Animals during the war
Most communication systems used in the war broke down easily. Animals were often the most reliable way to transport messages.
A former London motor bus camouflage-painted and used as a travelling loft for carrier-pigeons. Pernes, 26 June 1918.
Dogs helped to get messages across the front line from one base to another. They were faster than humans, less of a target for the enemy and could run through difficult conditions.Pigeons
100,000 carrier pigeons were used as messengers during the war. Pigeons always flew home when released, so the troops made sure the pigeons' nests were in places they needed to send messages. At the Battle of Marne, the pigeons advanced with the French troops as they attacked. Whenever troops needed to get a message back to their base, they tied it to one of the pigeons. It would fly home and deliver the message.
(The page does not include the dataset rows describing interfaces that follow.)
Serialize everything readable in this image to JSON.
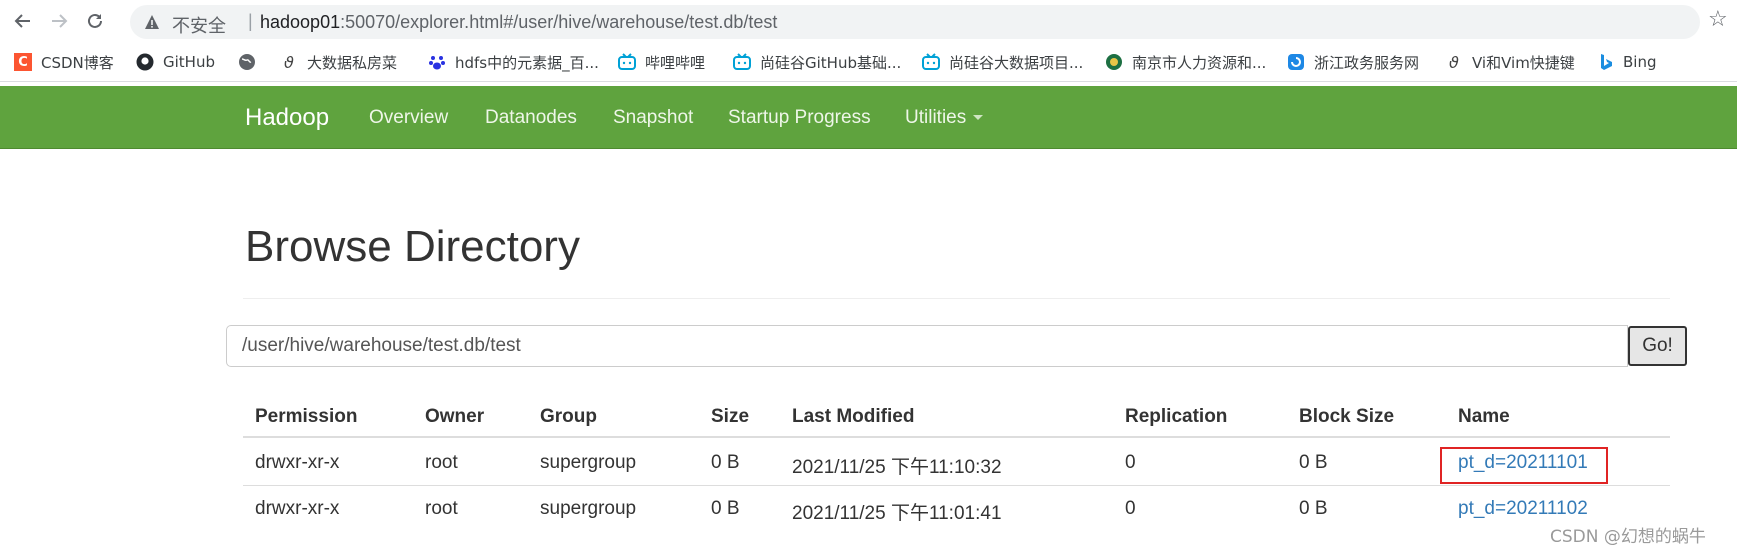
{
  "browser": {
    "insecure_label": "不安全",
    "url_host": "hadoop01",
    "url_rest": ":50070/explorer.html#/user/hive/warehouse/test.db/test"
  },
  "bookmarks": [
    {
      "label": "CSDN博客",
      "icon": "csdn-icon"
    },
    {
      "label": "GitHub",
      "icon": "github-icon"
    },
    {
      "label": "",
      "icon": "globe-icon"
    },
    {
      "label": "大数据私房菜",
      "icon": "vi-icon"
    },
    {
      "label": "hdfs中的元素据_百...",
      "icon": "baidu-icon"
    },
    {
      "label": "哔哩哔哩",
      "icon": "bilibili-icon"
    },
    {
      "label": "尚硅谷GitHub基础...",
      "icon": "bilibili-icon"
    },
    {
      "label": "尚硅谷大数据项目...",
      "icon": "bilibili-icon"
    },
    {
      "label": "南京市人力资源和...",
      "icon": "gov-icon"
    },
    {
      "label": "浙江政务服务网",
      "icon": "zj-icon"
    },
    {
      "label": "Vi和Vim快捷键",
      "icon": "vi-icon"
    },
    {
      "label": "Bing",
      "icon": "bing-icon"
    }
  ],
  "navbar": {
    "brand": "Hadoop",
    "links": [
      "Overview",
      "Datanodes",
      "Snapshot",
      "Startup Progress",
      "Utilities"
    ]
  },
  "page": {
    "title": "Browse Directory",
    "path_value": "/user/hive/warehouse/test.db/test",
    "go_label": "Go!"
  },
  "table": {
    "headers": [
      "Permission",
      "Owner",
      "Group",
      "Size",
      "Last Modified",
      "Replication",
      "Block Size",
      "Name"
    ],
    "rows": [
      [
        "drwxr-xr-x",
        "root",
        "supergroup",
        "0 B",
        "2021/11/25 下午11:10:32",
        "0",
        "0 B",
        "pt_d=20211101"
      ],
      [
        "drwxr-xr-x",
        "root",
        "supergroup",
        "0 B",
        "2021/11/25 下午11:01:41",
        "0",
        "0 B",
        "pt_d=20211102"
      ]
    ]
  },
  "colors": {
    "navbar_bg": "#5fa33e",
    "link": "#337ab7",
    "highlight": "#e02424"
  },
  "watermark": "CSDN @幻想的蜗牛"
}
Pigeons were far more reliable than man-made machinery to get messages from one military base to another. In fact, records say they delivered 95% of their messages correctly. Pigeons were kept at military bases and headquarters. Sometimes they were also kept in unusual places, like old London buses which were brought over from England. Pigeons became so valuable the British government issued a poster saying "Killing, wounding or molesting homing pigeons is punishable under the Defence of the Realm regulations by six months imprisonment or £100 fine".
One pigeon, called Cher Ami, meaning Dear Friend in French, became famous. Used by US forces, Cher Ami managed to get 12 very important messages through one of the battles in 1918. It also saved the lives of nearly 200 soldiers during another battle. Cher Ami received a medal from the American government for her bravery.
The Germans also used pigeons. Some were even seen with cameras attached. This was most likely used to take photographs of enemy troop positions.
Teachers' notes and classroom ideas looking at animals during the war.